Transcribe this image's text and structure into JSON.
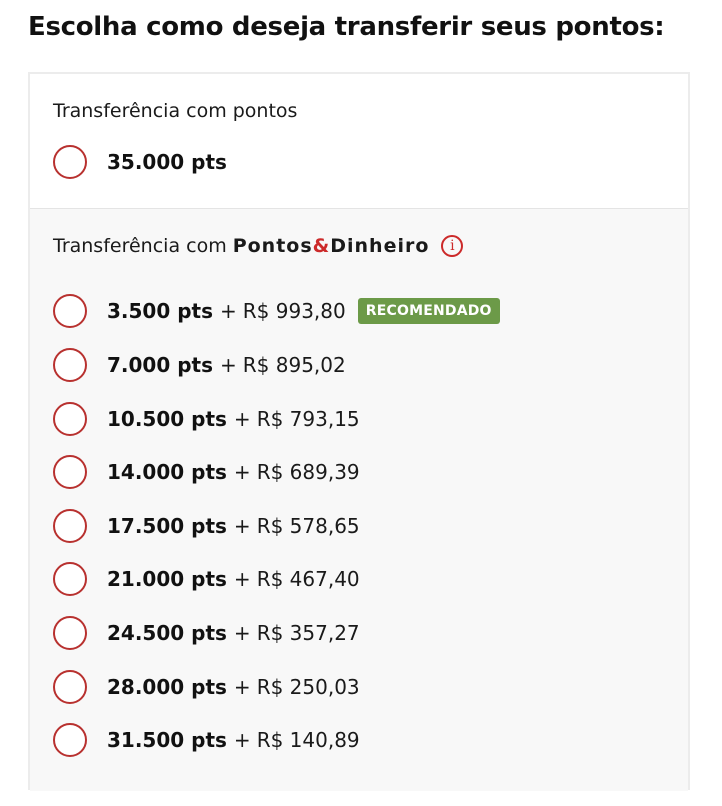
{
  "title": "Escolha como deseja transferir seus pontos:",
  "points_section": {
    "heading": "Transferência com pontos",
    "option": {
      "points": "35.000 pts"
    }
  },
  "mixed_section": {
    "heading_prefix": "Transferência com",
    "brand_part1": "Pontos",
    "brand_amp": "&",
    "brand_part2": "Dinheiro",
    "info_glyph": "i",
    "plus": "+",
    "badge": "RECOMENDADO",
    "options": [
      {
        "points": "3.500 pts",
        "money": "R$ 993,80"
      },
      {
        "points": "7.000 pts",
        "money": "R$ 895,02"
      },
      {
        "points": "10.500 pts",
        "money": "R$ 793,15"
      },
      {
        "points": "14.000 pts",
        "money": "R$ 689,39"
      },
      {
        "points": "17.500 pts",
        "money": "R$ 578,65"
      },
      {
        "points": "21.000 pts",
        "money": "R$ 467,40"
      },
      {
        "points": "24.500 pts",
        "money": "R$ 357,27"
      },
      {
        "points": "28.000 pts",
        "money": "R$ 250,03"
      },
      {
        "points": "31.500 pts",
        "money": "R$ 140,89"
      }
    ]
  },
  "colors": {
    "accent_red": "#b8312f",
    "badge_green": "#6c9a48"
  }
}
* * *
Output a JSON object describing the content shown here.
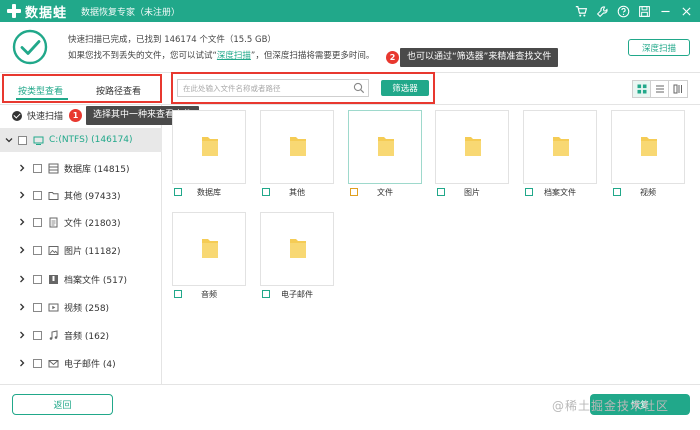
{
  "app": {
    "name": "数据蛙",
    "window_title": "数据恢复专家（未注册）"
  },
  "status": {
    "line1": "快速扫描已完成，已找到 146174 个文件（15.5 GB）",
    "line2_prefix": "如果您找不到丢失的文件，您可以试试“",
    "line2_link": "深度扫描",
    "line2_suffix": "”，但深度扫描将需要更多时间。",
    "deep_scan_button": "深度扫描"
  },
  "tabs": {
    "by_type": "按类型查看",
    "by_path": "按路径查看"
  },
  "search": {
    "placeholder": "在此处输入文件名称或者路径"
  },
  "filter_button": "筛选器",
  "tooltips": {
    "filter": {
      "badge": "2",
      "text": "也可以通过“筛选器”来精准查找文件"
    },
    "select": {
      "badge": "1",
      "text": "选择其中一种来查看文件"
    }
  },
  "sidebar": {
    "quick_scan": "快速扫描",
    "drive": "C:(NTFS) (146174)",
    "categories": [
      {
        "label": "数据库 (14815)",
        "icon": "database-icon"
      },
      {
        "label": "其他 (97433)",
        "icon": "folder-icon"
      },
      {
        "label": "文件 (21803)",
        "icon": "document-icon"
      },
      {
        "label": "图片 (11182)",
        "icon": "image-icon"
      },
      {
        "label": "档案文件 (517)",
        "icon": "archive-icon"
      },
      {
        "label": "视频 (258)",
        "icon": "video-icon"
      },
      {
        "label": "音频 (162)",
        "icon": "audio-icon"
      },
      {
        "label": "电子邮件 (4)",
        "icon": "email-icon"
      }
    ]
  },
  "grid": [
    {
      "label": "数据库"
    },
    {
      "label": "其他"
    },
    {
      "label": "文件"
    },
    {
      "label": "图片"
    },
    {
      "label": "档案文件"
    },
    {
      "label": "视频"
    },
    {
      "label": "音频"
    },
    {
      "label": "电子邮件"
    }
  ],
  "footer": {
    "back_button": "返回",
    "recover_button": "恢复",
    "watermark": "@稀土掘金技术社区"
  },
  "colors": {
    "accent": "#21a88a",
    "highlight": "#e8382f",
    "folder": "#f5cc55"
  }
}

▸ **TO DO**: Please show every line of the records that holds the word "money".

▸ **ANSWER AREA**:
        "money": "R$ 993,80"
        "money": "R$ 895,02"
        "money": "R$ 793,15"
        "money": "R$ 689,39"
        "money": "R$ 578,65"
        "money": "R$ 467,40"
        "money": "R$ 357,27"
        "money": "R$ 250,03"
        "money": "R$ 140,89"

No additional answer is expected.